§ YOUR INSTRUCTIONS
Write out the entries once more, exactly as they appear.

§ DATASET ENTRIES
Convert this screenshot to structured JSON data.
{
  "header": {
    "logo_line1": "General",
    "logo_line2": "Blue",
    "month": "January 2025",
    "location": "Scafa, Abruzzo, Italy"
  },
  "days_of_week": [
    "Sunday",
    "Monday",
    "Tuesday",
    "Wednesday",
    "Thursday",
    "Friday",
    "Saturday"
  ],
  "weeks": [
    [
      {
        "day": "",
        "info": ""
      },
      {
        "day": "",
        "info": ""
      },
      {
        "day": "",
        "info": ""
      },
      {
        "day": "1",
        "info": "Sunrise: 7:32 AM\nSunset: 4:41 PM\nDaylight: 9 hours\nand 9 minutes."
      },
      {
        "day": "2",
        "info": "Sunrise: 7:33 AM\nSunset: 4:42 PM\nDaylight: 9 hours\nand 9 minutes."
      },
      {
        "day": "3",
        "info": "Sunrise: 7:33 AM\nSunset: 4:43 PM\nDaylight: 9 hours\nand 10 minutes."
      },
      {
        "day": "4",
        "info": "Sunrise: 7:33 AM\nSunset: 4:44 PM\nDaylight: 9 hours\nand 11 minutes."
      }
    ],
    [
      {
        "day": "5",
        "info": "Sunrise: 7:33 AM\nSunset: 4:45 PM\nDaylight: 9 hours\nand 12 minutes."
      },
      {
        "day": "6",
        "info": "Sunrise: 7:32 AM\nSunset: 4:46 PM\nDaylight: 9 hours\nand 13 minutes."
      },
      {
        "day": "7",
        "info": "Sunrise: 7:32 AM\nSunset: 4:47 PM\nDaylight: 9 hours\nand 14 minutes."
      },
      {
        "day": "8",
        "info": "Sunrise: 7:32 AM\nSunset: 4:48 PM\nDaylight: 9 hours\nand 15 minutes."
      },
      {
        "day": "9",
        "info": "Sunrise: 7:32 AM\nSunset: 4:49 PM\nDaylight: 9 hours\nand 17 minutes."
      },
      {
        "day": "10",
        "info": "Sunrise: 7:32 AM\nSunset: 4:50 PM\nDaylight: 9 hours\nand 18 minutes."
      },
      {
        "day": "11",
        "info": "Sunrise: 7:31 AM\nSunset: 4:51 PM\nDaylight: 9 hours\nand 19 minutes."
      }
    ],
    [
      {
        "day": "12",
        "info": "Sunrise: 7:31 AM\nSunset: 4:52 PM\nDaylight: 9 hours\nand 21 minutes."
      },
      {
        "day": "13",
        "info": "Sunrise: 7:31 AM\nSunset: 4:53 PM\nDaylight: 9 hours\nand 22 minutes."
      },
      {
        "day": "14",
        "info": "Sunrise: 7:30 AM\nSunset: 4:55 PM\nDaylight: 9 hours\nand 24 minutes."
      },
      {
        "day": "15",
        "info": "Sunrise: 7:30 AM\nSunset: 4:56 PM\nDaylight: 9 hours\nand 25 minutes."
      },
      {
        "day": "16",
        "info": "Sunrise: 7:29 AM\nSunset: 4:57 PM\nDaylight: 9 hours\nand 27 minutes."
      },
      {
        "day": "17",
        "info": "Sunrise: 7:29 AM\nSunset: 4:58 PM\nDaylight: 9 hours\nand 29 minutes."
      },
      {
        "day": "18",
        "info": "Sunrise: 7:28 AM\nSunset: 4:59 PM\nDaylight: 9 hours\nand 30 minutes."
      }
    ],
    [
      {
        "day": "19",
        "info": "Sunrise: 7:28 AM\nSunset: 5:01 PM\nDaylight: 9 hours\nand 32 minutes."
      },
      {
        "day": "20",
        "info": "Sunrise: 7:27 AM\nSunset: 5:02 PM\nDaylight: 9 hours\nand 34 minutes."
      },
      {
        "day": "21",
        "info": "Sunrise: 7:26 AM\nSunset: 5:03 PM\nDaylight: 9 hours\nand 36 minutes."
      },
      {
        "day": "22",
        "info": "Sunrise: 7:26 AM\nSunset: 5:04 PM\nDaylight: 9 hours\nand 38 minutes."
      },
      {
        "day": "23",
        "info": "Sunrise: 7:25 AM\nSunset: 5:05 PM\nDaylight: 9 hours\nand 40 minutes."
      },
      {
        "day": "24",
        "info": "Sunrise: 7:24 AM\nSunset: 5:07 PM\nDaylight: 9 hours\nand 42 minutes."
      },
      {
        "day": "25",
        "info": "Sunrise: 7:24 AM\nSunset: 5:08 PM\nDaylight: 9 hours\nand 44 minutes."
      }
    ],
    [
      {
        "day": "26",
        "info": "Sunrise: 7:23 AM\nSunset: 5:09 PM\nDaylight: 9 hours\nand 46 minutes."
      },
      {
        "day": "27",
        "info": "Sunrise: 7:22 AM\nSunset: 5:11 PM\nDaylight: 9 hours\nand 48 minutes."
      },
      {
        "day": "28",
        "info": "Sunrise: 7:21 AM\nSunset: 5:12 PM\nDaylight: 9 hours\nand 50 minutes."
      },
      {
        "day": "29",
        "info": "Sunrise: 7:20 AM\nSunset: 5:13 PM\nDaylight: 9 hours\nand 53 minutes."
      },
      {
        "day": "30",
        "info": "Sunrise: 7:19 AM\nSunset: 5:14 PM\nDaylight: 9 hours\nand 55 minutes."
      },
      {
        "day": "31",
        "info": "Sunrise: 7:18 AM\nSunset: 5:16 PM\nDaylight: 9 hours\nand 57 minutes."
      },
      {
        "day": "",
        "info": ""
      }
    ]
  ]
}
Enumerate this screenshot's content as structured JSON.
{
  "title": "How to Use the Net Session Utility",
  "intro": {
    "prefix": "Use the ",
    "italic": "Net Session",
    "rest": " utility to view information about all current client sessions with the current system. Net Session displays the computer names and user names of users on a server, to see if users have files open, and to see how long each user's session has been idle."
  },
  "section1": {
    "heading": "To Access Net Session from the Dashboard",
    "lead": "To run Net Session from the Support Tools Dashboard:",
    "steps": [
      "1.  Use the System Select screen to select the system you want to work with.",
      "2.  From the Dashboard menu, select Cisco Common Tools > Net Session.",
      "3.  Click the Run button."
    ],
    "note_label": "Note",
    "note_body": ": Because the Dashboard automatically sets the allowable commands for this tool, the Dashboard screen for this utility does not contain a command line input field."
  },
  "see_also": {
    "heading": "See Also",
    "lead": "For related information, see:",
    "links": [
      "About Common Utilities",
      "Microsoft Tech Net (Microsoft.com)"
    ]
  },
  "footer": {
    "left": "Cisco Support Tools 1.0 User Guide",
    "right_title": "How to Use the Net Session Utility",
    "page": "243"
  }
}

§ TASK OUTPUT
Convert this screenshot to structured JSON data.
{
  "header": {
    "logo_line1": "General",
    "logo_line2": "Blue",
    "month": "January 2025",
    "location": "Scafa, Abruzzo, Italy"
  },
  "days_of_week": [
    "Sunday",
    "Monday",
    "Tuesday",
    "Wednesday",
    "Thursday",
    "Friday",
    "Saturday"
  ],
  "weeks": [
    [
      {
        "day": "",
        "info": ""
      },
      {
        "day": "",
        "info": ""
      },
      {
        "day": "",
        "info": ""
      },
      {
        "day": "1",
        "info": "Sunrise: 7:32 AM\nSunset: 4:41 PM\nDaylight: 9 hours\nand 9 minutes."
      },
      {
        "day": "2",
        "info": "Sunrise: 7:33 AM\nSunset: 4:42 PM\nDaylight: 9 hours\nand 9 minutes."
      },
      {
        "day": "3",
        "info": "Sunrise: 7:33 AM\nSunset: 4:43 PM\nDaylight: 9 hours\nand 10 minutes."
      },
      {
        "day": "4",
        "info": "Sunrise: 7:33 AM\nSunset: 4:44 PM\nDaylight: 9 hours\nand 11 minutes."
      }
    ],
    [
      {
        "day": "5",
        "info": "Sunrise: 7:33 AM\nSunset: 4:45 PM\nDaylight: 9 hours\nand 12 minutes."
      },
      {
        "day": "6",
        "info": "Sunrise: 7:32 AM\nSunset: 4:46 PM\nDaylight: 9 hours\nand 13 minutes."
      },
      {
        "day": "7",
        "info": "Sunrise: 7:32 AM\nSunset: 4:47 PM\nDaylight: 9 hours\nand 14 minutes."
      },
      {
        "day": "8",
        "info": "Sunrise: 7:32 AM\nSunset: 4:48 PM\nDaylight: 9 hours\nand 15 minutes."
      },
      {
        "day": "9",
        "info": "Sunrise: 7:32 AM\nSunset: 4:49 PM\nDaylight: 9 hours\nand 17 minutes."
      },
      {
        "day": "10",
        "info": "Sunrise: 7:32 AM\nSunset: 4:50 PM\nDaylight: 9 hours\nand 18 minutes."
      },
      {
        "day": "11",
        "info": "Sunrise: 7:31 AM\nSunset: 4:51 PM\nDaylight: 9 hours\nand 19 minutes."
      }
    ],
    [
      {
        "day": "12",
        "info": "Sunrise: 7:31 AM\nSunset: 4:52 PM\nDaylight: 9 hours\nand 21 minutes."
      },
      {
        "day": "13",
        "info": "Sunrise: 7:31 AM\nSunset: 4:53 PM\nDaylight: 9 hours\nand 22 minutes."
      },
      {
        "day": "14",
        "info": "Sunrise: 7:30 AM\nSunset: 4:55 PM\nDaylight: 9 hours\nand 24 minutes."
      },
      {
        "day": "15",
        "info": "Sunrise: 7:30 AM\nSunset: 4:56 PM\nDaylight: 9 hours\nand 25 minutes."
      },
      {
        "day": "16",
        "info": "Sunrise: 7:29 AM\nSunset: 4:57 PM\nDaylight: 9 hours\nand 27 minutes."
      },
      {
        "day": "17",
        "info": "Sunrise: 7:29 AM\nSunset: 4:58 PM\nDaylight: 9 hours\nand 29 minutes."
      },
      {
        "day": "18",
        "info": "Sunrise: 7:28 AM\nSunset: 4:59 PM\nDaylight: 9 hours\nand 30 minutes."
      }
    ],
    [
      {
        "day": "19",
        "info": "Sunrise: 7:28 AM\nSunset: 5:01 PM\nDaylight: 9 hours\nand 32 minutes."
      },
      {
        "day": "20",
        "info": "Sunrise: 7:27 AM\nSunset: 5:02 PM\nDaylight: 9 hours\nand 34 minutes."
      },
      {
        "day": "21",
        "info": "Sunrise: 7:26 AM\nSunset: 5:03 PM\nDaylight: 9 hours\nand 36 minutes."
      },
      {
        "day": "22",
        "info": "Sunrise: 7:26 AM\nSunset: 5:04 PM\nDaylight: 9 hours\nand 38 minutes."
      },
      {
        "day": "23",
        "info": "Sunrise: 7:25 AM\nSunset: 5:05 PM\nDaylight: 9 hours\nand 40 minutes."
      },
      {
        "day": "24",
        "info": "Sunrise: 7:24 AM\nSunset: 5:07 PM\nDaylight: 9 hours\nand 42 minutes."
      },
      {
        "day": "25",
        "info": "Sunrise: 7:24 AM\nSunset: 5:08 PM\nDaylight: 9 hours\nand 44 minutes."
      }
    ],
    [
      {
        "day": "26",
        "info": "Sunrise: 7:23 AM\nSunset: 5:09 PM\nDaylight: 9 hours\nand 46 minutes."
      },
      {
        "day": "27",
        "info": "Sunrise: 7:22 AM\nSunset: 5:11 PM\nDaylight: 9 hours\nand 48 minutes."
      },
      {
        "day": "28",
        "info": "Sunrise: 7:21 AM\nSunset: 5:12 PM\nDaylight: 9 hours\nand 50 minutes."
      },
      {
        "day": "29",
        "info": "Sunrise: 7:20 AM\nSunset: 5:13 PM\nDaylight: 9 hours\nand 53 minutes."
      },
      {
        "day": "30",
        "info": "Sunrise: 7:19 AM\nSunset: 5:14 PM\nDaylight: 9 hours\nand 55 minutes."
      },
      {
        "day": "31",
        "info": "Sunrise: 7:18 AM\nSunset: 5:16 PM\nDaylight: 9 hours\nand 57 minutes."
      },
      {
        "day": "",
        "info": ""
      }
    ]
  ]
}
Enumerate this screenshot's content as structured JSON.
{
  "title": "How to Use the Net Session Utility",
  "intro": {
    "prefix": "Use the ",
    "italic": "Net Session",
    "rest": " utility to view information about all current client sessions with the current system. Net Session displays the computer names and user names of users on a server, to see if users have files open, and to see how long each user's session has been idle."
  },
  "section1": {
    "heading": "To Access Net Session from the Dashboard",
    "lead": "To run Net Session from the Support Tools Dashboard:",
    "steps": [
      "1.  Use the System Select screen to select the system you want to work with.",
      "2.  From the Dashboard menu, select Cisco Common Tools > Net Session.",
      "3.  Click the Run button."
    ],
    "note_label": "Note",
    "note_body": ": Because the Dashboard automatically sets the allowable commands for this tool, the Dashboard screen for this utility does not contain a command line input field."
  },
  "see_also": {
    "heading": "See Also",
    "lead": "For related information, see:",
    "links": [
      "About Common Utilities",
      "Microsoft Tech Net (Microsoft.com)"
    ]
  },
  "footer": {
    "left": "Cisco Support Tools 1.0 User Guide",
    "right_title": "How to Use the Net Session Utility",
    "page": "243"
  }
}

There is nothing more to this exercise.